Sleep deprivation, a common issue in modern society, can have far-reaching effects on health and well-being. Short-term impacts include impaired cognitive function, mood swings, and decreased productivity. However, the long-term consequences are more alarming. Chronic sleep deprivation can lead to serious health problems like hypertension, weakened immune response, and even mental health issues like depression and anxiety.
There’s a significant link between sleep and cardiovascular health. Poor sleep quality or insufficient sleep duration can increase the risk of cardiovascular diseases such as hypertension, stroke, and heart attacks. This is partly due to the way sleep disruption affects the body’s regulatory systems, like blood pressure and inflammation. Encouraging good sleep practices, therefore, is an essential step in preventing these conditions and maintaining a healthy heart.
Sleep plays a critical role in metabolic health. Disruptions in sleep patterns can affect the body’s ability to regulate blood sugar, increasing the risk of metabolic disorders like type 2 diabetes. This connection is especially evident in shift workers, who often experience irregular sleep patterns. By promoting regular, restful sleep, individuals can significantly reduce their risk of developing metabolic disorders and maintain a healthier lifestyle.
Obesity, a growing global health concern, is closely linked to poor sleep patterns. Lack of sleep can disrupt the balance of hormones that control appetite, leading to increased hunger and a preference for high-calorie foods. This imbalance contributes significantly to weight gain and obesity, which in turn increases the risk of developing lifestyle diseases such as type 2 diabetes and heart disease. Addressing sleep issues is therefore an integral part of managing obesity and preventing associated health conditions.
Sleep disorders, such as insomnia and sleep apnea, are not just disruptions of nightly rest; they are potential gateways to chronic illnesses.
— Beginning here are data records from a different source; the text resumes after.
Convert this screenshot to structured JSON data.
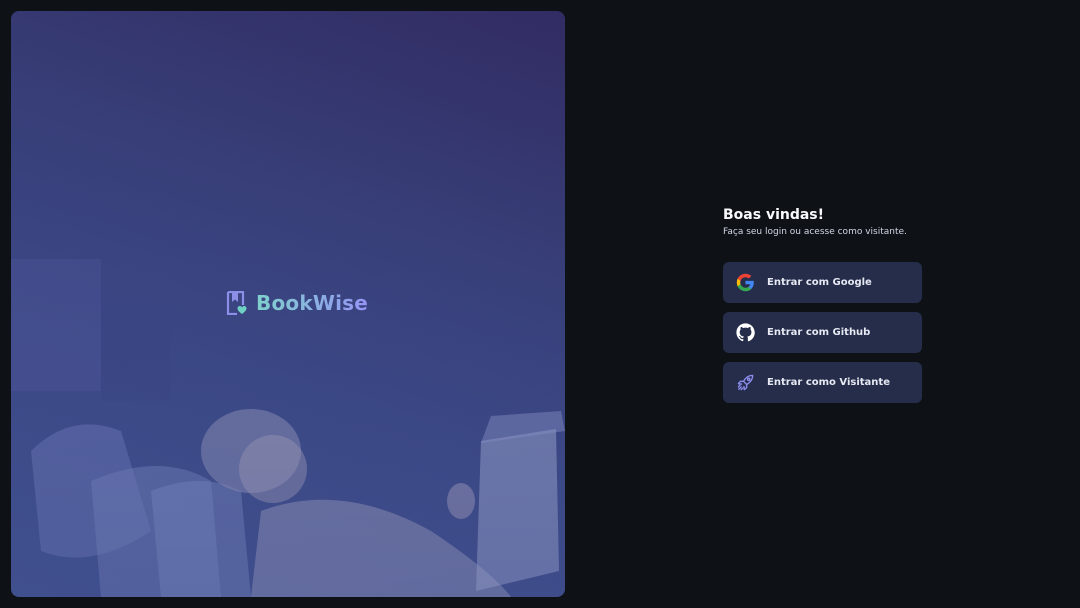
{
  "brand": {
    "name": "BookWise",
    "logo_icon": "book-heart-icon"
  },
  "welcome": {
    "title": "Boas vindas!",
    "subtitle": "Faça seu login ou acesse como visitante."
  },
  "login_options": [
    {
      "label": "Entrar com Google",
      "icon": "google-icon"
    },
    {
      "label": "Entrar com Github",
      "icon": "github-icon"
    },
    {
      "label": "Entrar como Visitante",
      "icon": "rocket-icon"
    }
  ],
  "colors": {
    "background": "#0e1116",
    "button_bg": "#252d4a",
    "brand_gradient_start": "#7fd1cc",
    "brand_gradient_end": "#9694f5",
    "hero_overlay": "#38407a"
  }
}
Conditions like sleep apnea, where breathing repeatedly stops and starts, can lead to severe health issues, including heart problems and strokes. Recognizing and treating these sleep disorders early is key to preventing their progression into more severe health issues. It’s essential for healthcare providers to be aware of these risks and to consider sleep health as a vital component of overall healthcare.
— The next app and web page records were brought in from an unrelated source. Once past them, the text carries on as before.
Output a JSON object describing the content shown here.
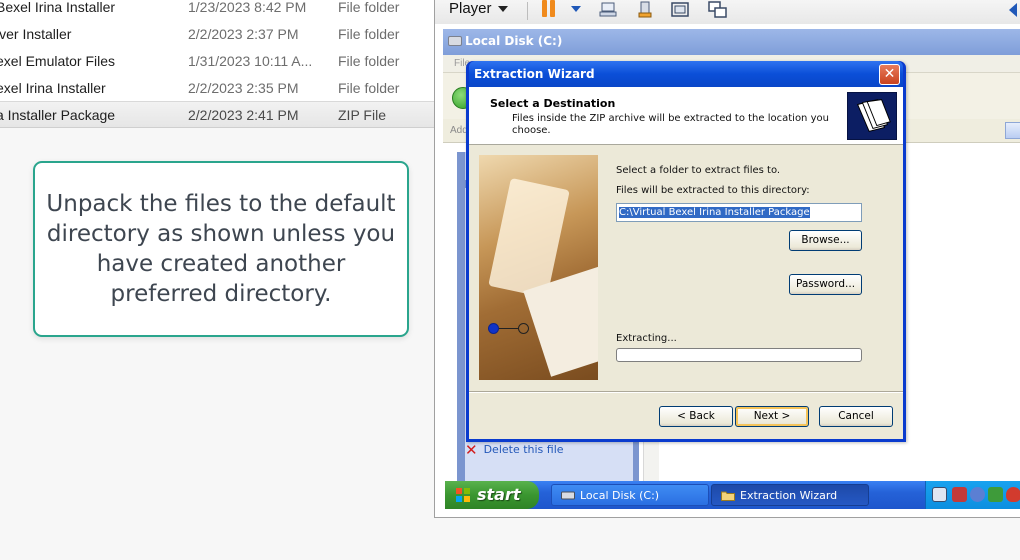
{
  "host_files": [
    {
      "name": "Bexel Irina Installer",
      "date": "1/23/2023 8:42 PM",
      "type": "File folder",
      "selected": false
    },
    {
      "name": "iver Installer",
      "date": "2/2/2023 2:37 PM",
      "type": "File folder",
      "selected": false
    },
    {
      "name": "exel Emulator Files",
      "date": "1/31/2023 10:11 A...",
      "type": "File folder",
      "selected": false
    },
    {
      "name": "exel Irina Installer",
      "date": "2/2/2023 2:35 PM",
      "type": "File folder",
      "selected": false
    },
    {
      "name": "a Installer Package",
      "date": "2/2/2023 2:41 PM",
      "type": "ZIP File",
      "selected": true
    }
  ],
  "callout": {
    "text": "Unpack the files to the default directory as shown unless you have created another preferred directory.",
    "border_color": "#2aa58d"
  },
  "vm_toolbar": {
    "player_label": "Player",
    "icons": [
      "pause-icon",
      "send-ctrl-alt-del-icon",
      "removable-devices-icon",
      "fit-window-icon",
      "unity-mode-icon"
    ]
  },
  "xp_explorer": {
    "title": "Local Disk (C:)",
    "menu_text": "File",
    "address_label": "Add",
    "delete_label": "Delete this file"
  },
  "wizard": {
    "title": "Extraction Wizard",
    "header_title": "Select a Destination",
    "header_subtitle": "Files inside the ZIP archive will be extracted to the location you choose.",
    "prompt": "Select a folder to extract files to.",
    "dir_label": "Files will be extracted to this directory:",
    "dir_value": "C:\\Virtual Bexel Irina Installer Package",
    "browse_label": "Browse...",
    "password_label": "Password...",
    "extracting_label": "Extracting...",
    "progress": 0,
    "back_label": "< Back",
    "next_label": "Next >",
    "cancel_label": "Cancel",
    "close_glyph": "✕"
  },
  "taskbar": {
    "start_label": "start",
    "tasks": [
      {
        "label": "Local Disk (C:)",
        "active": false
      },
      {
        "label": "Extraction Wizard",
        "active": true
      }
    ]
  },
  "colors": {
    "xp_title_blue": "#0a3bce",
    "progress_green": "#2bc42b",
    "start_green": "#3a9630"
  }
}
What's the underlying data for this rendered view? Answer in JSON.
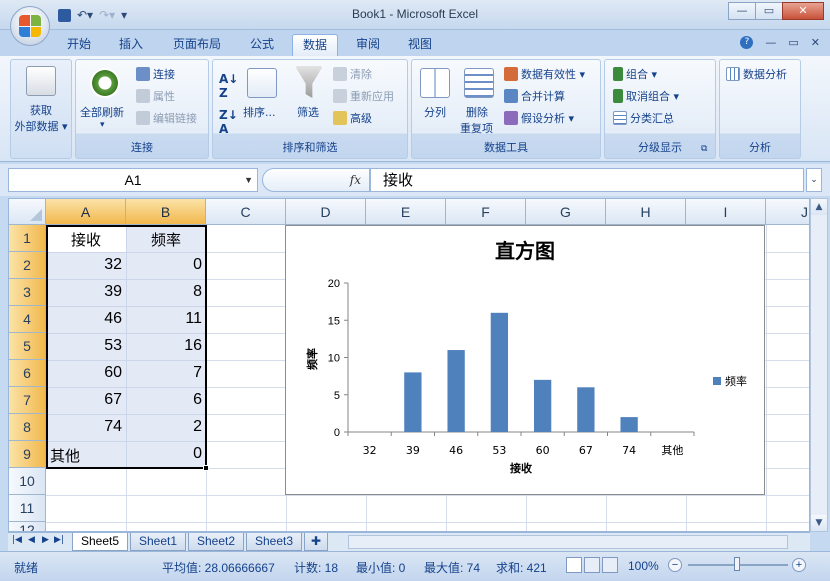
{
  "window": {
    "title": "Book1 - Microsoft Excel",
    "minimize": "—",
    "restore": "▭",
    "close": "✕"
  },
  "qat": {
    "save_icon": "save-icon",
    "undo": "↶▾",
    "redo": "↷▾",
    "customize": "▾"
  },
  "tabs": [
    "开始",
    "插入",
    "页面布局",
    "公式",
    "数据",
    "审阅",
    "视图"
  ],
  "active_tab": "数据",
  "ribbon": {
    "groups": {
      "external": {
        "big_button_line1": "获取",
        "big_button_line2": "外部数据 ▾"
      },
      "connections": {
        "label": "连接",
        "refresh_all": "全部刷新",
        "refresh_drop": "▾",
        "connections": "连接",
        "properties": "属性",
        "edit_links": "编辑链接"
      },
      "sort_filter": {
        "label": "排序和筛选",
        "sort": "排序...",
        "filter": "筛选",
        "clear": "清除",
        "reapply": "重新应用",
        "advanced": "高级"
      },
      "data_tools": {
        "label": "数据工具",
        "text_to_columns": "分列",
        "remove_duplicates_1": "删除",
        "remove_duplicates_2": "重复项",
        "data_validation": "数据有效性 ▾",
        "consolidate": "合并计算",
        "what_if": "假设分析 ▾"
      },
      "outline": {
        "label": "分级显示",
        "group": "组合 ▾",
        "ungroup": "取消组合 ▾",
        "subtotal": "分类汇总"
      },
      "analysis": {
        "label": "分析",
        "data_analysis": "数据分析"
      }
    }
  },
  "formula_bar": {
    "name_box": "A1",
    "fx": "fx",
    "content": "接收"
  },
  "columns": [
    "A",
    "B",
    "C",
    "D",
    "E",
    "F",
    "G",
    "H",
    "I",
    "J"
  ],
  "rows": [
    "1",
    "2",
    "3",
    "4",
    "5",
    "6",
    "7",
    "8",
    "9",
    "10",
    "11",
    "12"
  ],
  "cells": {
    "header_a": "接收",
    "header_b": "频率",
    "rows": [
      {
        "a": "32",
        "b": "0"
      },
      {
        "a": "39",
        "b": "8"
      },
      {
        "a": "46",
        "b": "11"
      },
      {
        "a": "53",
        "b": "16"
      },
      {
        "a": "60",
        "b": "7"
      },
      {
        "a": "67",
        "b": "6"
      },
      {
        "a": "74",
        "b": "2"
      },
      {
        "a": "其他",
        "b": "0"
      }
    ]
  },
  "chart_data": {
    "type": "bar",
    "title": "直方图",
    "xlabel": "接收",
    "ylabel": "频率",
    "categories": [
      "32",
      "39",
      "46",
      "53",
      "60",
      "67",
      "74",
      "其他"
    ],
    "series": [
      {
        "name": "频率",
        "values": [
          0,
          8,
          11,
          16,
          7,
          6,
          2,
          0
        ],
        "color": "#4f81bd"
      }
    ],
    "ylim": [
      0,
      20
    ],
    "yticks": [
      "0",
      "5",
      "10",
      "15",
      "20"
    ],
    "legend_position": "right",
    "grid": false
  },
  "sheets": [
    "Sheet5",
    "Sheet1",
    "Sheet2",
    "Sheet3"
  ],
  "active_sheet": "Sheet5",
  "status": {
    "mode": "就绪",
    "average": "平均值: 28.06666667",
    "count": "计数: 18",
    "min": "最小值: 0",
    "max": "最大值: 74",
    "sum": "求和: 421",
    "zoom": "100%"
  },
  "colors": {
    "accent": "#15428b",
    "selection_header": "#f2b84d",
    "bar": "#4f81bd"
  }
}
Better sleep can help stop different illnesses. Doing simple things in your daily life, like having a regular sleep routine, making a calm sleep space, and staying away from caffeine and screens before bed, can really make your sleep better. Also, doing things like meditation or yoga to reduce stress can help you sleep better too. These habits are simple to add to your everyday life and can make a big difference in how healthy you are overall.
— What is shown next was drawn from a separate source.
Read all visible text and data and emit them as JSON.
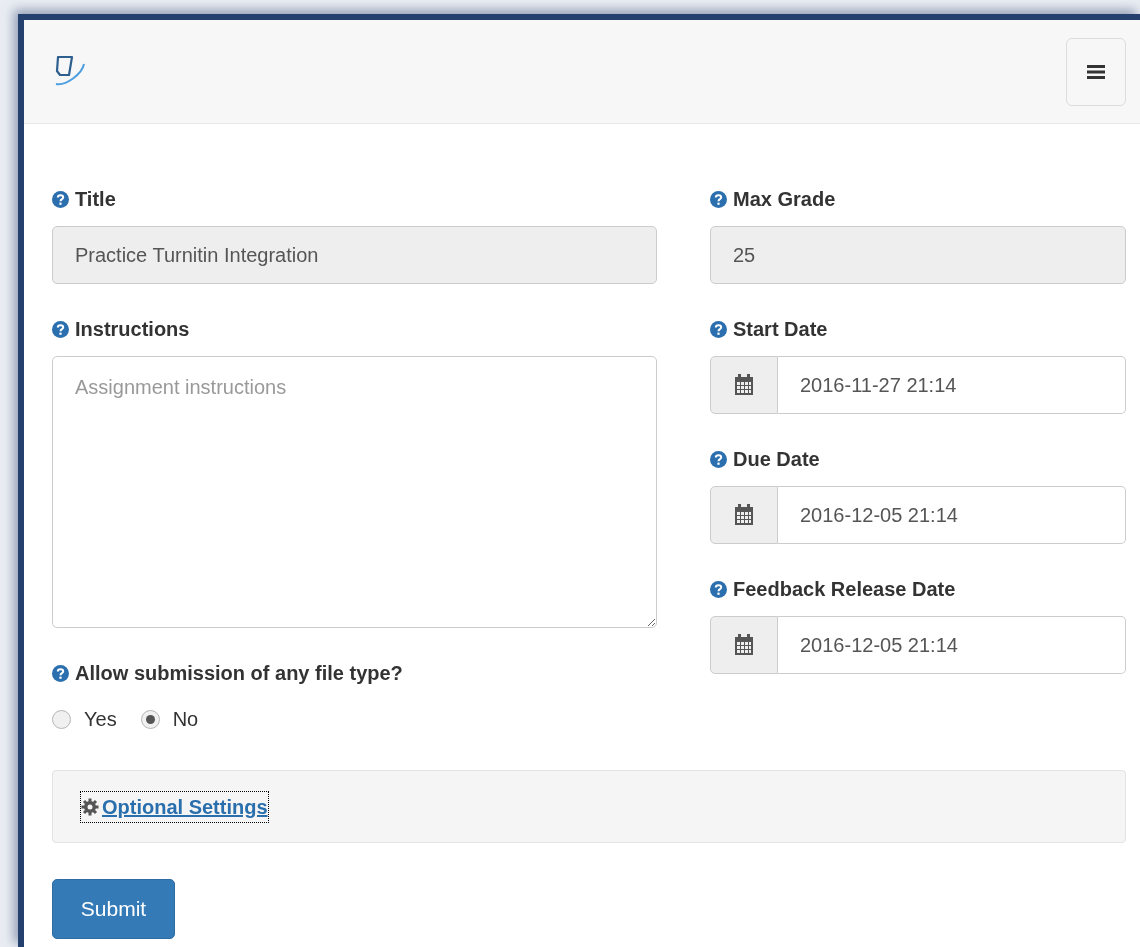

The field of sleep research is continuously evolving, with discoveries shedding light on the complex relationship between sleep and chronic disease. Future research is expected to dig deeper into the genetic and molecular mechanisms linking sleep to various health conditions. This research will not only help our understanding but also guide the development of more effective prevention and treatment strategies. Such advancements will be particularly beneficial for public health professionals, who can apply this knowledge in their efforts to improve community health outcomes.
The connection between sleep and preventing chronic diseases highlights how crucial it is to understand sleep health deeply. Sleep doesn’t just affect how we feel; it’s linked to preventing health issues like obesity, metabolic disorders, and heart problems. For healthcare professionals, especially those studying public health, recognizing the significance of good sleep is vital. When they include sleep health in their work, they can better deal with various chronic diseases and help make communities healthier. As researchers learn more about how sleep affects health, it’s evident that focusing on good sleep isn’t only an individual matter but a big deal for public health too.